§ To do
Set down every entry again exactly as it stands below.

§ Data section
═══
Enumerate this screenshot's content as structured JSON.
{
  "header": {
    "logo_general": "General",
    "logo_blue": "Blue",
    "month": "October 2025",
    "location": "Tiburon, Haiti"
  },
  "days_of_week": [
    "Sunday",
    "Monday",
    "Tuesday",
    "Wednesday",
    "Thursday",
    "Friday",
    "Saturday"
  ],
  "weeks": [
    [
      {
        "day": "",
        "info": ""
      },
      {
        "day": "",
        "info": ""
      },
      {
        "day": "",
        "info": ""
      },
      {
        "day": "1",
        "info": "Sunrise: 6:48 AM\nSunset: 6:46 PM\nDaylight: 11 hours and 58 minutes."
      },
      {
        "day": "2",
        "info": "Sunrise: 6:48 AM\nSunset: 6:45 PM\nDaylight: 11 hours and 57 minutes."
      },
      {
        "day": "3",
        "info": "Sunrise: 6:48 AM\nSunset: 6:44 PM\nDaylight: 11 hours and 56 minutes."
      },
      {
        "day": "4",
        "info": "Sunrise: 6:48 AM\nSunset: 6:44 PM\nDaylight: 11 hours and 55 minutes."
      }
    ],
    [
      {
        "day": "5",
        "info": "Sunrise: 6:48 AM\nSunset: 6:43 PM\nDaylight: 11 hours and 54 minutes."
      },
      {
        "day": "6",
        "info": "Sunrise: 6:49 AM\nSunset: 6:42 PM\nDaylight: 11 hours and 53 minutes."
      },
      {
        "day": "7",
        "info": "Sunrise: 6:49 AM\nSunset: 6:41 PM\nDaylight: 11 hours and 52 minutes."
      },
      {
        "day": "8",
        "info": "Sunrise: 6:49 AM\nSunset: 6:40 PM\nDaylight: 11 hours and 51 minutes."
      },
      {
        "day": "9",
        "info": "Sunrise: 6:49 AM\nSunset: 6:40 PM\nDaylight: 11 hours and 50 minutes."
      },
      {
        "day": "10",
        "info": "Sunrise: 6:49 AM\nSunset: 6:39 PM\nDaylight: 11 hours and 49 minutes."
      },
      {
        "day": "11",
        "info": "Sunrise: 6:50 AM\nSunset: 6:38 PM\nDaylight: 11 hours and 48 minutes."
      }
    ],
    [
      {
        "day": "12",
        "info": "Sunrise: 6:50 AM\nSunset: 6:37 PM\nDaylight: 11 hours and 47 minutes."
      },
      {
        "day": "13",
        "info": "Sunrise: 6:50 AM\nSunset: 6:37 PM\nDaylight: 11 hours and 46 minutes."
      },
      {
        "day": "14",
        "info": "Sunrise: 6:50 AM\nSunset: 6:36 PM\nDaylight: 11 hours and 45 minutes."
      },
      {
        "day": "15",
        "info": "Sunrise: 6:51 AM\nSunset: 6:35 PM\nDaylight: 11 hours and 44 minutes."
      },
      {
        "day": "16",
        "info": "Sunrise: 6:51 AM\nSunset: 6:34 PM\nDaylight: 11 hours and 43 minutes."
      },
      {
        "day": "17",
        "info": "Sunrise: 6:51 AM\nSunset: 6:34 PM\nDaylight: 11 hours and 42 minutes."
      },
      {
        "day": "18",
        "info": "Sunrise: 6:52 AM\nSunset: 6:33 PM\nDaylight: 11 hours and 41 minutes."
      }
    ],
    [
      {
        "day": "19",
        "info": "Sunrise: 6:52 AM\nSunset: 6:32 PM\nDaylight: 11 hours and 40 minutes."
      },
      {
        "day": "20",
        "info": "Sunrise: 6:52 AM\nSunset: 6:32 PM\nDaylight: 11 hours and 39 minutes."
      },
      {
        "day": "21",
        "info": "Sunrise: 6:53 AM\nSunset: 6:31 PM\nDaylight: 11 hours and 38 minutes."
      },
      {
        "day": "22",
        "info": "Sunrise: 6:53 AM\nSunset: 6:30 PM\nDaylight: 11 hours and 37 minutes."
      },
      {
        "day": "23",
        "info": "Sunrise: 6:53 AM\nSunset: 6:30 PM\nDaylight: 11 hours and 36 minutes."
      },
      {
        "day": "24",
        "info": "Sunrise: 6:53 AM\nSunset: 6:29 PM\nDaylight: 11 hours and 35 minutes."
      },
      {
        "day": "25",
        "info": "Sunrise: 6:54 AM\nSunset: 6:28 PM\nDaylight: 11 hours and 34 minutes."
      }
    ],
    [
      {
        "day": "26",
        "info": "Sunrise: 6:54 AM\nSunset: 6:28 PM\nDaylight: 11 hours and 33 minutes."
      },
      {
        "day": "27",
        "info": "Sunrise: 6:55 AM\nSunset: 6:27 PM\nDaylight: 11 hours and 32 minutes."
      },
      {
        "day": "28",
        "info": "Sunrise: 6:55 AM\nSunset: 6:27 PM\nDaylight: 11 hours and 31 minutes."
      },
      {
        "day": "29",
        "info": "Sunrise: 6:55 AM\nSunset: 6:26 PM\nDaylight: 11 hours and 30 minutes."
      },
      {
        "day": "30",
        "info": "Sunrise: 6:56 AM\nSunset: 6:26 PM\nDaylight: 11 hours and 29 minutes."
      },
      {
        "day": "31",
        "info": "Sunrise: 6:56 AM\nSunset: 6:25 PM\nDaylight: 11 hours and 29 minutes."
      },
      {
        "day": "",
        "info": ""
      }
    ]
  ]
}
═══
§ Response to the task
Enumerate this screenshot's content as structured JSON.
{
  "header": {
    "logo_general": "General",
    "logo_blue": "Blue",
    "month": "October 2025",
    "location": "Tiburon, Haiti"
  },
  "days_of_week": [
    "Sunday",
    "Monday",
    "Tuesday",
    "Wednesday",
    "Thursday",
    "Friday",
    "Saturday"
  ],
  "weeks": [
    [
      {
        "day": "",
        "info": ""
      },
      {
        "day": "",
        "info": ""
      },
      {
        "day": "",
        "info": ""
      },
      {
        "day": "1",
        "info": "Sunrise: 6:48 AM\nSunset: 6:46 PM\nDaylight: 11 hours and 58 minutes."
      },
      {
        "day": "2",
        "info": "Sunrise: 6:48 AM\nSunset: 6:45 PM\nDaylight: 11 hours and 57 minutes."
      },
      {
        "day": "3",
        "info": "Sunrise: 6:48 AM\nSunset: 6:44 PM\nDaylight: 11 hours and 56 minutes."
      },
      {
        "day": "4",
        "info": "Sunrise: 6:48 AM\nSunset: 6:44 PM\nDaylight: 11 hours and 55 minutes."
      }
    ],
    [
      {
        "day": "5",
        "info": "Sunrise: 6:48 AM\nSunset: 6:43 PM\nDaylight: 11 hours and 54 minutes."
      },
      {
        "day": "6",
        "info": "Sunrise: 6:49 AM\nSunset: 6:42 PM\nDaylight: 11 hours and 53 minutes."
      },
      {
        "day": "7",
        "info": "Sunrise: 6:49 AM\nSunset: 6:41 PM\nDaylight: 11 hours and 52 minutes."
      },
      {
        "day": "8",
        "info": "Sunrise: 6:49 AM\nSunset: 6:40 PM\nDaylight: 11 hours and 51 minutes."
      },
      {
        "day": "9",
        "info": "Sunrise: 6:49 AM\nSunset: 6:40 PM\nDaylight: 11 hours and 50 minutes."
      },
      {
        "day": "10",
        "info": "Sunrise: 6:49 AM\nSunset: 6:39 PM\nDaylight: 11 hours and 49 minutes."
      },
      {
        "day": "11",
        "info": "Sunrise: 6:50 AM\nSunset: 6:38 PM\nDaylight: 11 hours and 48 minutes."
      }
    ],
    [
      {
        "day": "12",
        "info": "Sunrise: 6:50 AM\nSunset: 6:37 PM\nDaylight: 11 hours and 47 minutes."
      },
      {
        "day": "13",
        "info": "Sunrise: 6:50 AM\nSunset: 6:37 PM\nDaylight: 11 hours and 46 minutes."
      },
      {
        "day": "14",
        "info": "Sunrise: 6:50 AM\nSunset: 6:36 PM\nDaylight: 11 hours and 45 minutes."
      },
      {
        "day": "15",
        "info": "Sunrise: 6:51 AM\nSunset: 6:35 PM\nDaylight: 11 hours and 44 minutes."
      },
      {
        "day": "16",
        "info": "Sunrise: 6:51 AM\nSunset: 6:34 PM\nDaylight: 11 hours and 43 minutes."
      },
      {
        "day": "17",
        "info": "Sunrise: 6:51 AM\nSunset: 6:34 PM\nDaylight: 11 hours and 42 minutes."
      },
      {
        "day": "18",
        "info": "Sunrise: 6:52 AM\nSunset: 6:33 PM\nDaylight: 11 hours and 41 minutes."
      }
    ],
    [
      {
        "day": "19",
        "info": "Sunrise: 6:52 AM\nSunset: 6:32 PM\nDaylight: 11 hours and 40 minutes."
      },
      {
        "day": "20",
        "info": "Sunrise: 6:52 AM\nSunset: 6:32 PM\nDaylight: 11 hours and 39 minutes."
      },
      {
        "day": "21",
        "info": "Sunrise: 6:53 AM\nSunset: 6:31 PM\nDaylight: 11 hours and 38 minutes."
      },
      {
        "day": "22",
        "info": "Sunrise: 6:53 AM\nSunset: 6:30 PM\nDaylight: 11 hours and 37 minutes."
      },
      {
        "day": "23",
        "info": "Sunrise: 6:53 AM\nSunset: 6:30 PM\nDaylight: 11 hours and 36 minutes."
      },
      {
        "day": "24",
        "info": "Sunrise: 6:53 AM\nSunset: 6:29 PM\nDaylight: 11 hours and 35 minutes."
      },
      {
        "day": "25",
        "info": "Sunrise: 6:54 AM\nSunset: 6:28 PM\nDaylight: 11 hours and 34 minutes."
      }
    ],
    [
      {
        "day": "26",
        "info": "Sunrise: 6:54 AM\nSunset: 6:28 PM\nDaylight: 11 hours and 33 minutes."
      },
      {
        "day": "27",
        "info": "Sunrise: 6:55 AM\nSunset: 6:27 PM\nDaylight: 11 hours and 32 minutes."
      },
      {
        "day": "28",
        "info": "Sunrise: 6:55 AM\nSunset: 6:27 PM\nDaylight: 11 hours and 31 minutes."
      },
      {
        "day": "29",
        "info": "Sunrise: 6:55 AM\nSunset: 6:26 PM\nDaylight: 11 hours and 30 minutes."
      },
      {
        "day": "30",
        "info": "Sunrise: 6:56 AM\nSunset: 6:26 PM\nDaylight: 11 hours and 29 minutes."
      },
      {
        "day": "31",
        "info": "Sunrise: 6:56 AM\nSunset: 6:25 PM\nDaylight: 11 hours and 29 minutes."
      },
      {
        "day": "",
        "info": ""
      }
    ]
  ]
}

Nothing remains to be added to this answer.